NSA whistleblower Edward Snowden continues to release damning documents revealing the NSA’s questionable transgressions, this time focusing on the agency’s desire to install spyware on your phone. However, according to a report by The Intercept, the NSA didn’t act alone.

Published in collaboration with CBC News, the report revealed that the NSA and its counterparts in the Five Eyes alliance, which include agencies from Canada, New Zealand, the United Kingdom, and Australia, planned to infect smartphones with spyware by hijacking the connection between the Google Play Store and your device. Codenamed IRRITANT HORN, the project would then allow the agencies to send “implants” to devices in order to collect data without users being aware of what was happening.

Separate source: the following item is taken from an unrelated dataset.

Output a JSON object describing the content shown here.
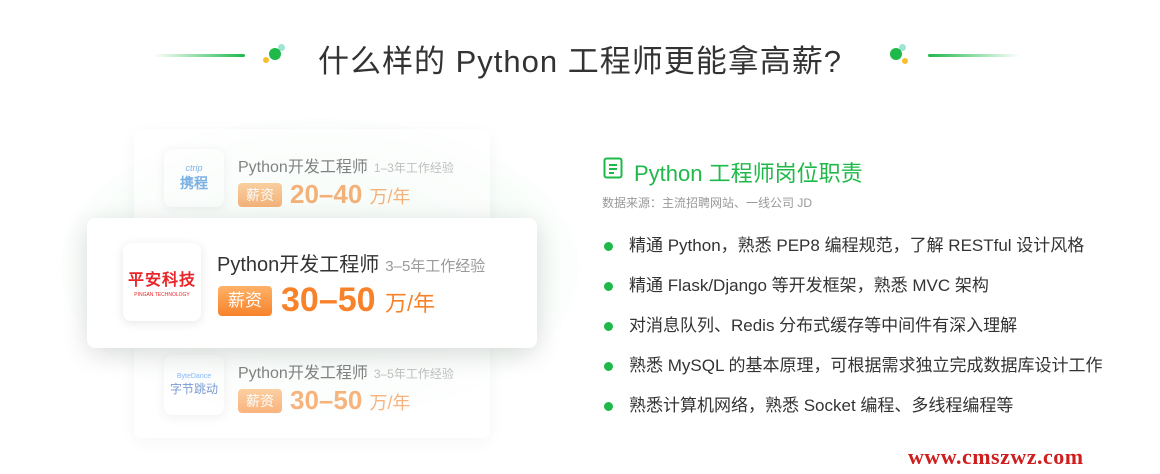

Related: The NSA suffers another blow as House votes to end bulk phone data collection

In order to achieve this, the agencies ran a series of workshops in 2011 and 2012 in Australia. As The Intercept puts it, smartphone traffic running through Internet cables was to be intercepted by using XKEYSCORE, an Internet spying system. After intercepting these cables, the agencies would then look at smartphone connections to app marketplace servers operated by Samsung and Google.

The agencies also discovered a vulnerability in UC Browser, a popular app browser used primarily in Asian countries like China and India. This vulnerability found the browser to be leaking identifying information on its users’ phones, information that allegedly helped these agencies uncover “covert activities” by a foreign military unit in Western countries.

Technology research group Citizen Lab, however, also discovered the vulnerability and alerted UC Browser, leading to the company issuing an update for the app that closed the hole.

The NSA has already caught flak for doing everything from tapping international leaders’ phones to the stealing of SIM card encryption keys, though this report now raises questions about whether other agencies around the world carry out equally questionable tactics in the name of security. Thankfully, Google Play is now designed to prevent “man-in-the-middle” attacks like this one, so you shouldn’t worry about such a plan being carried out.